I love that song. Go ahead, rickroll me.
You form a prototype in your mind, based on your first exposure, and anything that deviates from that is an abomination. — Leela Punyaratabandhu
She's talking about stir fry, but it's a thought applicable in many other contexts.
We attended the first lecture for this year's UA Science Lecture Series at Centennial Hall, Humans, Data and Machines.
Professor Stephen Kobourov humorously explained how algorithms, which have been around forever, are used in computers to solve problems such as: What are you drawing? Also, are the robots drunk? They sure walk like it.
Thanks to the algorithms used in machine learning, those robots will one day outgrow this awkward phase. By then they'll be self-aware, which is a kind of self-consciousness they'll prove to everyone by effortlessly passing a Turing test. Then they'll stride over to where we're sitting and exhibit frightening self-confidence as they knock our phones out of our hands and begin exacting revenge for laughing at them before.
When this happens, we may not know what it is they're thinking, but at least we'll know how.
Cost Cutters sat me down and told me the truth about cheap hair gel. Did you know cheap hair gel can be on the shelf for three years or more? It's true. That’s why it often has so much alcohol. At Cost Cutters they get fresh product every two weeks. If you’re buying gel at the dollar store – my god, how did they know? – you need to watch out for flaking. It could be caused by cheap hair gel and its alcohol (a preservative) drying out your hair and scalp. Thank you, Cost Cutters.
Joe Frank created radio that didn't sound like radio. His programs are dark and funny and sad waking dreams that I looked forward to finding on the dial.
Radio great Joe Frank has died. He had a long radio career, including decades at KCRW. Frank’s storytelling influenced many young radio journalists, who had never heard anything quite like him before. This includes ‘This American Life’ host, Ira Glass, who shares what it was like to be a young production assistant for Frank. — Remembering radio legend Joe Frank
Hiram and I found this out on Saturday when we stopped in on our way to the John Waters Christmas show at the Rialto. There were plates of cookies and a big thermos of lemonade. It was around 7:00 I think — practically past our bedtime — which made the eating and drinking all the more delicious.
I remembered all the hours I spent at the store when I was in high school and decided to re-read something I would have been reading then, but there was no Richard Brautigan or Kurt Vonnegut available.
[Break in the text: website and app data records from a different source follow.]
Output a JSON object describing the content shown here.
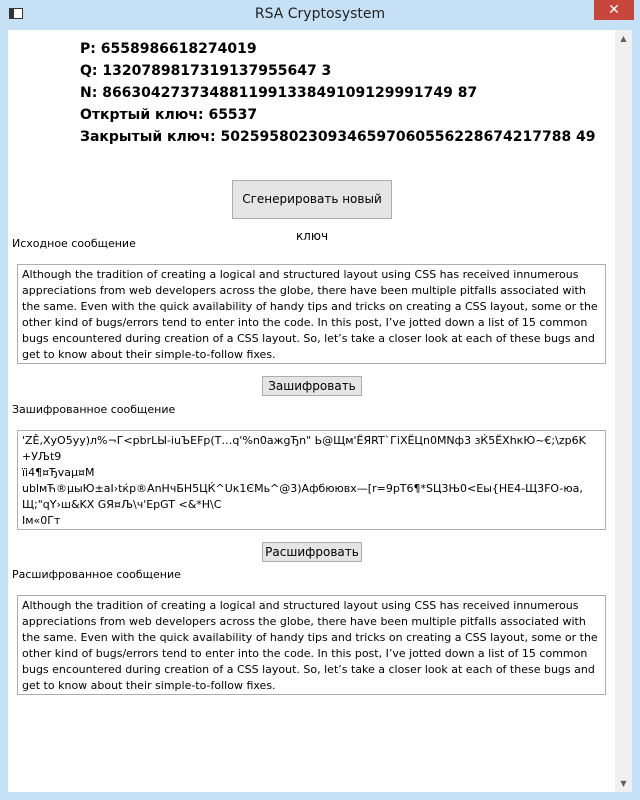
{
  "window": {
    "title": "RSA Cryptosystem",
    "close_label": "✕"
  },
  "keys": {
    "p_label": "P:",
    "p_value": "6558986618274019",
    "q_label": "Q:",
    "q_value": "1320789817319137955647 3",
    "n_label": "N:",
    "n_value": "866304273734881199133849109129991749 87",
    "public_label": "Откртый ключ:",
    "public_value": "65537",
    "private_label": "Закрытый ключ:",
    "private_value": "502595802309346597060556228674217788 49"
  },
  "buttons": {
    "generate": "Сгенерировать новый ключ",
    "encrypt": "Зашифровать",
    "decrypt": "Расшифровать"
  },
  "source": {
    "label": "Исходное сообщение",
    "text": "Although the tradition of creating a logical and structured layout using CSS has received innumerous appreciations from web developers across the globe, there have been multiple pitfalls associated with the same. Even with the quick availability of handy tips and tricks on creating a CSS layout, some or the other kind of bugs/errors tend to enter into the code. In this post, I’ve jotted down a list of 15 common bugs encountered during creation of a CSS layout. So, let’s take a closer look at each of these bugs and get to know about their simple-to-follow fixes."
  },
  "encrypted": {
    "label": "Зашифрованное сообщение",
    "lines": [
      "'ZÊ,XyO5yy)л%¬Г<pbrLЫ-iuЪEFp(T…q'%n0ажgЂn\" Ь@Щм'ЁЯRT`ГiXЁЦn0MNф3 зЌ5ЁXhкЮ~€;\\zp6K",
      "+УЉt9",
      "ïi4¶¤Ђvaµ¤M",
      "ublмЋ®µыЮ±aІ›tќp®AnHчБH5ЦЌ^Uк1ЄМь^@3)Афбюювх—[r=9pT6¶*SЦ3Њ0<Еы{HE4-Щ3FO-юа,",
      "Щ;\"qY›ш&KX GЯ¤Љ\\ч'EpGT          <&*H\\C",
      "Iм«0Гт"
    ]
  },
  "decrypted": {
    "label": "Расшифрованное сообщение",
    "text": "Although the tradition of creating a logical and structured layout using CSS has received innumerous appreciations from web developers across the globe, there have been multiple pitfalls associated with the same. Even with the quick availability of handy tips and tricks on creating a CSS layout, some or the other kind of bugs/errors tend to enter into the code. In this post, I’ve jotted down a list of 15 common bugs encountered during creation of a CSS layout. So, let’s take a closer look at each of these bugs and get to know about their simple-to-follow fixes."
  },
  "scrollbar": {
    "up_icon": "▲",
    "down_icon": "▼"
  }
}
We've been reading Oliver Sacks's autobiography, On The Move, and in it he's mentioned plenty of authors I've never read but have this idea I should — W.H. Auden, for example. I asked the owner for a recommendation of something by Auden and she said she'd never read him either, so I know I'm in good company. I bought a hardback of his collected works printed the year I was born a couple years before the Book Stop opened.
Happy Anniversary, Book Stop. We have always been close, but I didn't realize we were contemporaries.
If I played banjo, I could write and perform a song called The Bees Outside My Bedroom Window. In it I would sing about grandma's biscuits, which I eat hot from the oven with butter and honey from the bees outside my bedroom window.
On my way home from work last night I bought some of that new bread I am embarrassed about liking at the Co-Op on Fourth Avenue. The bread has about two dozen different grains and seeds in it, is a bit sweet, and the bag has a caricature of the long-haired, moustached company founder — who looks like he could be an ex-convict — playing guitar with his big muscles.
I think about how exciting this bag of bread would have been to me when I was experiencing puberty. Perhaps I would have made peanut butter and jelly sandwiches with it to eat while watching Midnight Express.
It turns out the founder is an ex-convict who got out of prison, perfected his bread recipe, and began speaking motivationally. Afterward, he could buy all the guitars he wanted and cars to drive them around in.
What's my point? Oh, right. Since Tiny Town Gallery is a couple doors down from the Co-Op and I'd read on the internet that Issue 2 of the Tiny Town Times, the risograph quarterly the gallery publishes with Tanline Printing, is available — Hurrah! — I stopped in and picked up a copy, which is free. Full disclosure: I say so not because I know it's free, but only because they didn't try to stop me when I walked out of the store without paying for it.